Sustainable Development in Developing Countries

Globalization refers to the process integration and interaction amongst companies, government and people from different nations, normally driven by investment and international trade. The process has direct effects on the environment and overall economic development (Elmawazini et al. 2013, p. 303). The concept of globalization is relatively controversial. The proponents of globalization believe that it enables developing countries to grow economically and raise living standards. However, opponents argue that globalization only benefits multinational corporations. Therefore, resistance to globalization has taken a new dimension as people try to manage capital, labor and ideas towards globalization (Elmawazini et al. 2013, p. 304).
The major problem facing Adelia is that the country has confined the production to the national economy. Therefore, embracing globalization is a major recipe for the organization of production and economic activities at a global level.
Many economists consider globalization as a means through which integration is enhanced through factor flow and trade. Some scholars argue that the globalization is reflected by the relative commodity prices between the trading nations. The convergence of the relative prices acts as the central manifestation of globalization. Some researchers measure globalization in terms of factor flows and growth of trade. Also, globalization can be perceived as the primary process for achieving economic liberalization. This enhances the closeness of economic relations (Zgurovsky 2007, p. 1).

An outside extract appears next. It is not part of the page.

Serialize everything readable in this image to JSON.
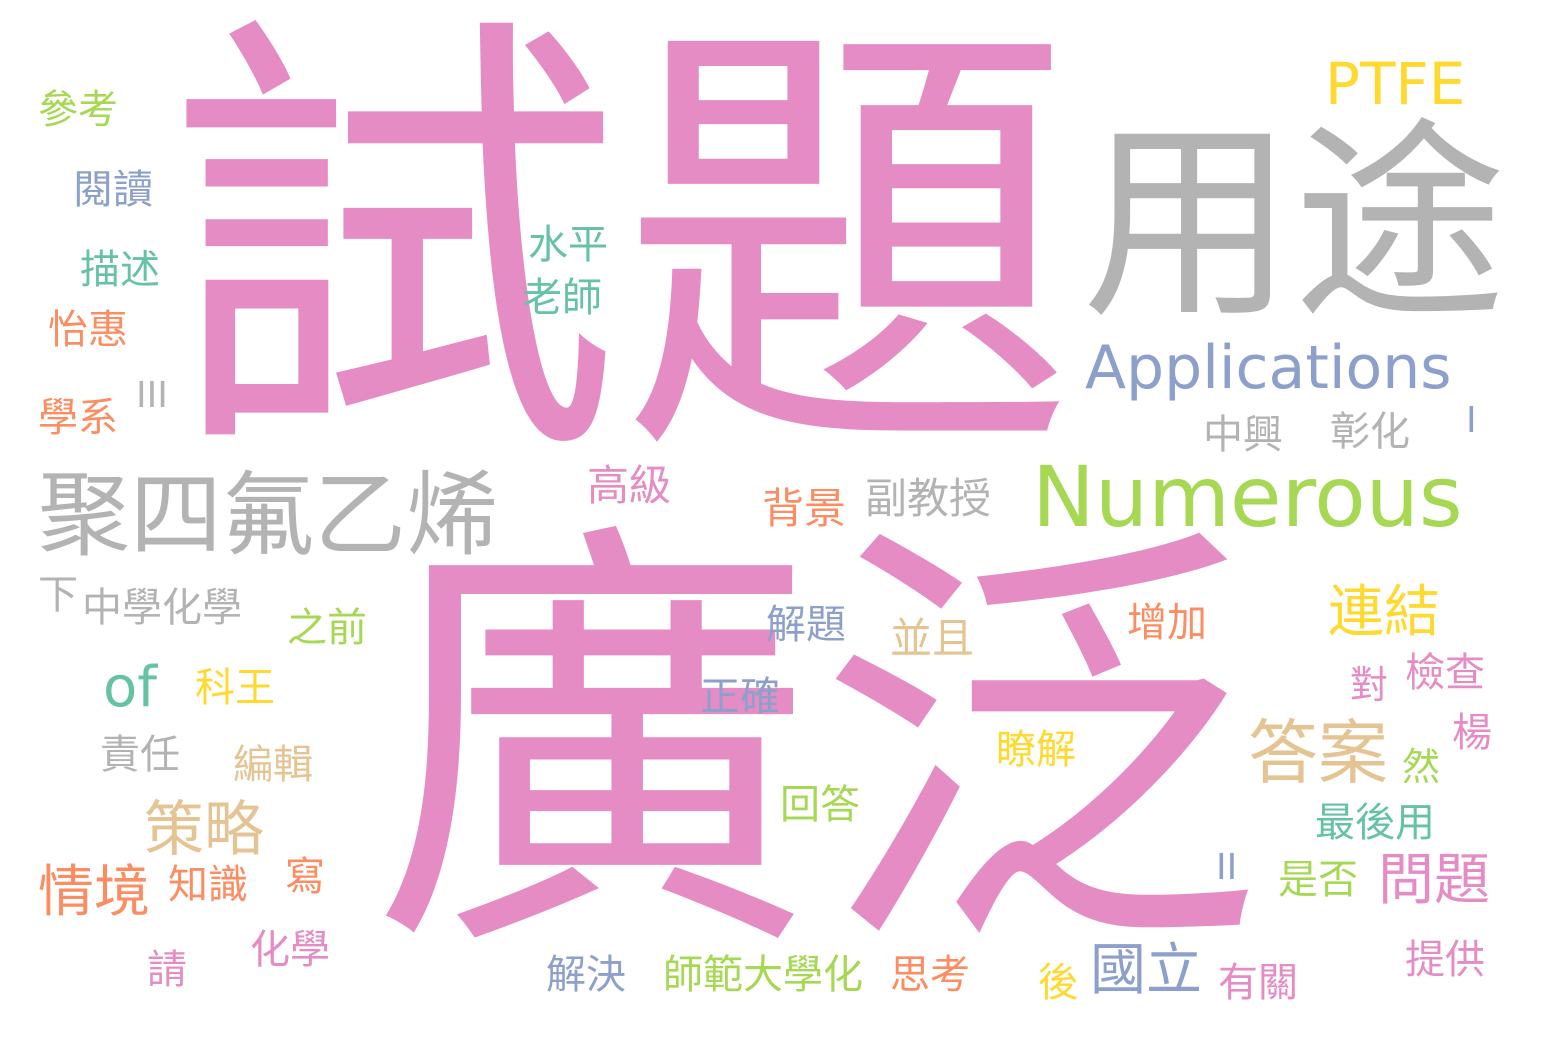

The preferred outcome indicator for globalization is the economic distance between the economies. Also, globalization is manifested through the rising product flows, services, finance, and immediate inputs. The measures that are commonly used relate to trade and capital. The policies required in facilitating freer trade, borrowing and direct investment necessitate measuring globalization.&nbsp.